What the task asks
Look through the material below for "orthogonal". Copy every line that contains it.

* * *

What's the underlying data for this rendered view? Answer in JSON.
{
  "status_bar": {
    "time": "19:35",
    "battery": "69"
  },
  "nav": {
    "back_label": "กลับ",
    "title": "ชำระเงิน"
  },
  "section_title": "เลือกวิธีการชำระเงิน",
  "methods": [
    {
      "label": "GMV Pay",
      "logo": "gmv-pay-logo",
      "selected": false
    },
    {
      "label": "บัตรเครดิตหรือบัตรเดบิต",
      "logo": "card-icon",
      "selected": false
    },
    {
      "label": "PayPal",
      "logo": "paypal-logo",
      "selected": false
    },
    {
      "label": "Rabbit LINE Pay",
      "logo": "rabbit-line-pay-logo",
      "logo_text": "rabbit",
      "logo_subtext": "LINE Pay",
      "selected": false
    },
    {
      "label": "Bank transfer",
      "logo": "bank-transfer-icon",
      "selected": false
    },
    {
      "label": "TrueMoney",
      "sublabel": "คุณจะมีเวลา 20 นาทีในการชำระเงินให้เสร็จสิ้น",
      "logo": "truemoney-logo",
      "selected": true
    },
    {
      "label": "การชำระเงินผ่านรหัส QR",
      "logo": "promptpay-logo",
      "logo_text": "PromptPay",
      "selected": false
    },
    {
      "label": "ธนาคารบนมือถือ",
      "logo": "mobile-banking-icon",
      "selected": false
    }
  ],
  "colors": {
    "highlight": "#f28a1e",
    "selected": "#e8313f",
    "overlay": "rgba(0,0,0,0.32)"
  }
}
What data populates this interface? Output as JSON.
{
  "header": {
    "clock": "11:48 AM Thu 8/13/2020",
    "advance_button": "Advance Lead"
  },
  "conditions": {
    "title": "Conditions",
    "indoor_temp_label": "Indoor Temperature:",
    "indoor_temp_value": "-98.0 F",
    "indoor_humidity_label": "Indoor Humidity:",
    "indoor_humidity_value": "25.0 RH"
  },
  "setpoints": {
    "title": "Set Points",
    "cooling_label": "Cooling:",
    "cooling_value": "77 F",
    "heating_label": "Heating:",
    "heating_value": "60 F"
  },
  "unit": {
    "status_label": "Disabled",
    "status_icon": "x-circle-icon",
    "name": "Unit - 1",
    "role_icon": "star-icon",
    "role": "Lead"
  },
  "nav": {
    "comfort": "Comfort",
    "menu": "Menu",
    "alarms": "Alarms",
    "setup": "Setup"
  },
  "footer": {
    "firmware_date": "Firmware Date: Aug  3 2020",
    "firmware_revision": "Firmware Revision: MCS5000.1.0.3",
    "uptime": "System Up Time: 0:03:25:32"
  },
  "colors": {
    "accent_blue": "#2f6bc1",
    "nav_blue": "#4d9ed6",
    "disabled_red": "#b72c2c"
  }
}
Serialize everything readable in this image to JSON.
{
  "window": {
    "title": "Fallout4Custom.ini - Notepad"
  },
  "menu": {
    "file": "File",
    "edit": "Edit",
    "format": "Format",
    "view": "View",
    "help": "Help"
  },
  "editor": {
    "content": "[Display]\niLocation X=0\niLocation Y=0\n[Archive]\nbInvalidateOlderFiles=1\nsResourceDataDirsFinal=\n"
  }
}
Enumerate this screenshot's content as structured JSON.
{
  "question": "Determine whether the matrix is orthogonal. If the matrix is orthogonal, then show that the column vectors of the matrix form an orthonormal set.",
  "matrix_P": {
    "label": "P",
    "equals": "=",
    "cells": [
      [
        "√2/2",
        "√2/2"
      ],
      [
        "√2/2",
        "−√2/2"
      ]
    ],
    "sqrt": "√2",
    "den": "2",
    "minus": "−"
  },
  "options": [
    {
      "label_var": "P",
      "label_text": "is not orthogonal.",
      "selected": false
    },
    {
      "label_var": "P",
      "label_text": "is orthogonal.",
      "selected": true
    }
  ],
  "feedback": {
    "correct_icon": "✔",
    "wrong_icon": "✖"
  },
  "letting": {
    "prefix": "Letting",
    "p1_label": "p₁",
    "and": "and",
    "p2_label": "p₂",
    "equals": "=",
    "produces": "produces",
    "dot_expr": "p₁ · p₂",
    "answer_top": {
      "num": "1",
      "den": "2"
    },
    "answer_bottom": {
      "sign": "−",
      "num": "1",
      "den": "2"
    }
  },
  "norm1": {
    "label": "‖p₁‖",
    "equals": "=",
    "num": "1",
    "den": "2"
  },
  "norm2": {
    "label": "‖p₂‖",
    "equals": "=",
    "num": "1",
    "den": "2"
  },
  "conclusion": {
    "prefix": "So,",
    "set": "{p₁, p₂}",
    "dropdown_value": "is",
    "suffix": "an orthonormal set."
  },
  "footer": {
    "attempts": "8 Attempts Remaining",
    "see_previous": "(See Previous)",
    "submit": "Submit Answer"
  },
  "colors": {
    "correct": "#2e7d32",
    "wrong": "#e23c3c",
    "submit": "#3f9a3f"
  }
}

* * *

Task output
  "question": "Determine whether the matrix is orthogonal. If the matrix is orthogonal, then show that the column vectors of the matrix form an orthonormal set.",
      "label_text": "is not orthogonal.",
      "label_text": "is orthogonal.",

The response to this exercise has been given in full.